------ Records for the exercise ------

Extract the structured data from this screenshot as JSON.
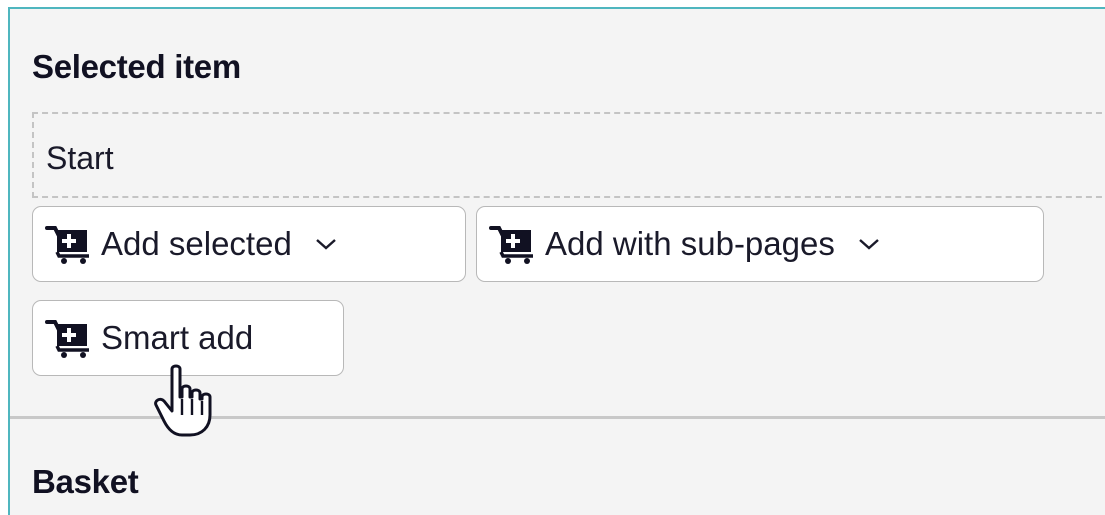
{
  "selected_section": {
    "title": "Selected item",
    "value": "Start"
  },
  "buttons": {
    "add_selected": "Add selected",
    "add_with_subpages": "Add with sub-pages",
    "smart_add": "Smart add"
  },
  "basket_section": {
    "title": "Basket"
  },
  "icons": {
    "cart": "cart-plus-icon",
    "dropdown": "chevron-down-icon",
    "cursor": "hand-pointer-icon"
  },
  "colors": {
    "accent_border": "#4fb6bf",
    "panel_bg": "#f4f4f4"
  }
}
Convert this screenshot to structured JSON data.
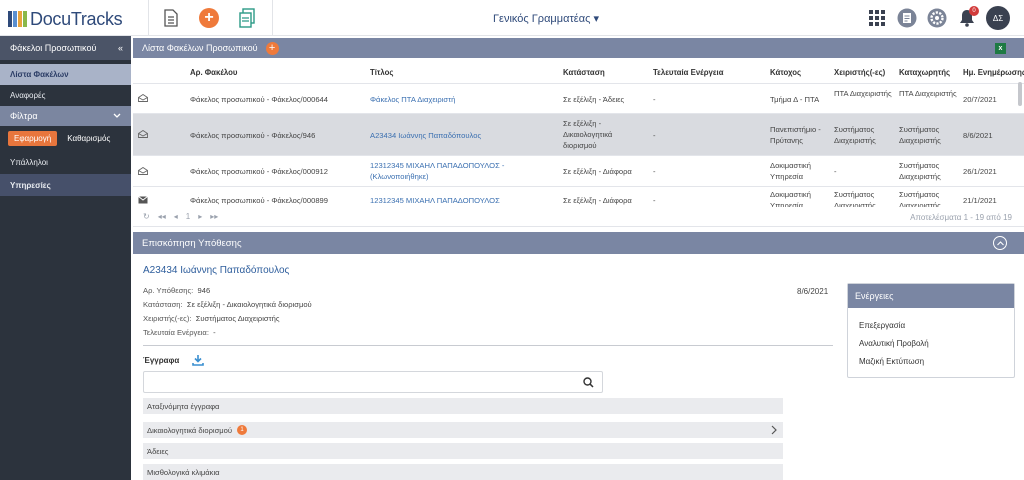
{
  "app": {
    "logo_text": "DocuTracks",
    "role": "Γενικός Γραμματέας",
    "notification_count": "0",
    "avatar_initials": "ΔΣ",
    "colors": {
      "accent": "#ef7a3b",
      "primary": "#2f4a7a",
      "panel_header": "#7a86a3",
      "sidebar": "#2c333d"
    }
  },
  "sidebar": {
    "title": "Φάκελοι Προσωπικού",
    "collapse_symbol": "«",
    "items": [
      {
        "label": "Λίστα Φακέλων"
      },
      {
        "label": "Αναφορές"
      }
    ],
    "filters_label": "Φίλτρα",
    "apply_label": "Εφαρμογή",
    "clear_label": "Καθαρισμός",
    "filter_items": [
      {
        "label": "Υπάλληλοι"
      },
      {
        "label": "Υπηρεσίες"
      }
    ]
  },
  "list": {
    "title": "Λίστα Φακέλων Προσωπικού",
    "columns": [
      "Αρ. Φακέλου",
      "Τίτλος",
      "Κατάσταση",
      "Τελευταία Ενέργεια",
      "Κάτοχος",
      "Χειριστής(-ες)",
      "Καταχωρητής",
      "Ημ. Ενημέρωσης"
    ],
    "rows": [
      {
        "number": "Φάκελος προσωπικού - Φάκελος/000644",
        "title": "Φάκελος ΠΤΑ Διαχειριστή",
        "status": "Σε εξέλιξη - Άδειες",
        "last_action": "-",
        "holder": "Τμήμα Δ - ΠΤΑ",
        "handler": "ΠΤΑ Διαχειριστής",
        "registrar": "ΠΤΑ Διαχειριστής",
        "updated": "20/7/2021"
      },
      {
        "number": "Φάκελος προσωπικού - Φάκελος/946",
        "title": "A23434 Ιωάννης Παπαδόπουλος",
        "status": "Σε εξέλιξη - Δικαιολογητικά διορισμού",
        "last_action": "-",
        "holder": "Πανεπιστήμιο - Πρύτανης",
        "handler": "Συστήματος Διαχειριστής",
        "registrar": "Συστήματος Διαχειριστής",
        "updated": "8/6/2021"
      },
      {
        "number": "Φάκελος προσωπικού - Φάκελος/000912",
        "title": "12312345 ΜΙΧΑΗΛ ΠΑΠΑΔΟΠΟΥΛΟΣ - (Κλωνοποιήθηκε)",
        "status": "Σε εξέλιξη - Διάφορα",
        "last_action": "-",
        "holder": "Δοκιμαστική Υπηρεσία",
        "handler": "-",
        "registrar": "Συστήματος Διαχειριστής",
        "updated": "26/1/2021"
      },
      {
        "number": "Φάκελος προσωπικού - Φάκελος/000899",
        "title": "12312345 ΜΙΧΑΗΛ ΠΑΠΑΔΟΠΟΥΛΟΣ",
        "status": "Σε εξέλιξη - Διάφορα",
        "last_action": "-",
        "holder": "Δοκιμαστική Υπηρεσία",
        "handler": "Συστήματος Διαχειριστής",
        "registrar": "Συστήματος Διαχειριστής",
        "updated": "21/1/2021"
      }
    ],
    "pager": {
      "page": "1",
      "results": "Αποτελέσματα 1 - 19 από 19"
    }
  },
  "overview": {
    "title": "Επισκόπηση Υπόθεσης",
    "case_title": "A23434 Ιωάννης Παπαδόπουλος",
    "fields": [
      {
        "label": "Αρ. Υπόθεσης:",
        "value": "946"
      },
      {
        "label": "Κατάσταση:",
        "value": "Σε εξέλιξη - Δικαιολογητικά διορισμού"
      },
      {
        "label": "Χειριστής(-ες):",
        "value": "Συστήματος Διαχειριστής"
      },
      {
        "label": "Τελευταία Ενέργεια:",
        "value": "-"
      }
    ],
    "date": "8/6/2021",
    "documents_label": "Έγγραφα",
    "search_placeholder": "",
    "categories": [
      {
        "label": "Αταξινόμητα έγγραφα",
        "count": ""
      },
      {
        "label": "Δικαιολογητικά διορισμού",
        "count": "1"
      },
      {
        "label": "Άδειες",
        "count": ""
      },
      {
        "label": "Μισθολογικά κλιμάκια",
        "count": ""
      }
    ],
    "actions_title": "Ενέργειες",
    "actions": [
      "Επεξεργασία",
      "Αναλυτική Προβολή",
      "Μαζική Εκτύπωση"
    ]
  }
}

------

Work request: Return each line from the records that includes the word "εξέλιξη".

Reply:
        "status": "Σε εξέλιξη - Άδειες",
        "status": "Σε εξέλιξη - Δικαιολογητικά διορισμού",
        "status": "Σε εξέλιξη - Διάφορα",
        "status": "Σε εξέλιξη - Διάφορα",
        "value": "Σε εξέλιξη - Δικαιολογητικά διορισμού"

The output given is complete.